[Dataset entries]
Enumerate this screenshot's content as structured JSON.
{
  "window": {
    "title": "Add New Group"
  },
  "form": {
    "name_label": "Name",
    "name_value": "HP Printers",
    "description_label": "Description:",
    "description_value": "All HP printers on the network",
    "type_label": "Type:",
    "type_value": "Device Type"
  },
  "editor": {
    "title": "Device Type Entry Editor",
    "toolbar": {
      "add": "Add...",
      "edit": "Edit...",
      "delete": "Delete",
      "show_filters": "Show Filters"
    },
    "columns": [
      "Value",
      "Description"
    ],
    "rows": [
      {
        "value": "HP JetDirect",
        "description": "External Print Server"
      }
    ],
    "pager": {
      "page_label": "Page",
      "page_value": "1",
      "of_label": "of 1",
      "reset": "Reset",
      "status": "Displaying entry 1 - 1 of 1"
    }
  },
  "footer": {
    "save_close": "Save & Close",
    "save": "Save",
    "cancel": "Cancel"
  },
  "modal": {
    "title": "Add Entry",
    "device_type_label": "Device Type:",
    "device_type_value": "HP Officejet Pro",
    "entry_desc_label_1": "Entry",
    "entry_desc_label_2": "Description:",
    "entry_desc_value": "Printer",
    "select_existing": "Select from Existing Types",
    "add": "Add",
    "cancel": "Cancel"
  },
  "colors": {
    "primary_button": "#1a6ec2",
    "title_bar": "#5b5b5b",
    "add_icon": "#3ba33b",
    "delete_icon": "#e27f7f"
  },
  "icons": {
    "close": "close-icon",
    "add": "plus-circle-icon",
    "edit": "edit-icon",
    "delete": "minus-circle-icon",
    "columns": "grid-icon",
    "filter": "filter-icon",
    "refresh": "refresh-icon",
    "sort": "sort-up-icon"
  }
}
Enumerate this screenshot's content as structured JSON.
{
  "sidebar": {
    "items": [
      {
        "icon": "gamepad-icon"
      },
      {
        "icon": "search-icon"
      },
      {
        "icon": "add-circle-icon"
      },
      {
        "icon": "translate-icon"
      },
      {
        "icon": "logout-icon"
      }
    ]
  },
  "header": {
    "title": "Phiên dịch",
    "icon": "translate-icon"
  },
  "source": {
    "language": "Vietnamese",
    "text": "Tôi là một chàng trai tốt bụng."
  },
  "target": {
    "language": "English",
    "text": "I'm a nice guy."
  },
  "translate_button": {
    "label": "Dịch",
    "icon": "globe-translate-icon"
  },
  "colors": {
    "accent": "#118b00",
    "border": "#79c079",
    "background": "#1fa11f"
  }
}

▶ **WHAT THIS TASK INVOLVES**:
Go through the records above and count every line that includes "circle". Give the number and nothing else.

▶ **TASK SOLUTION**:
3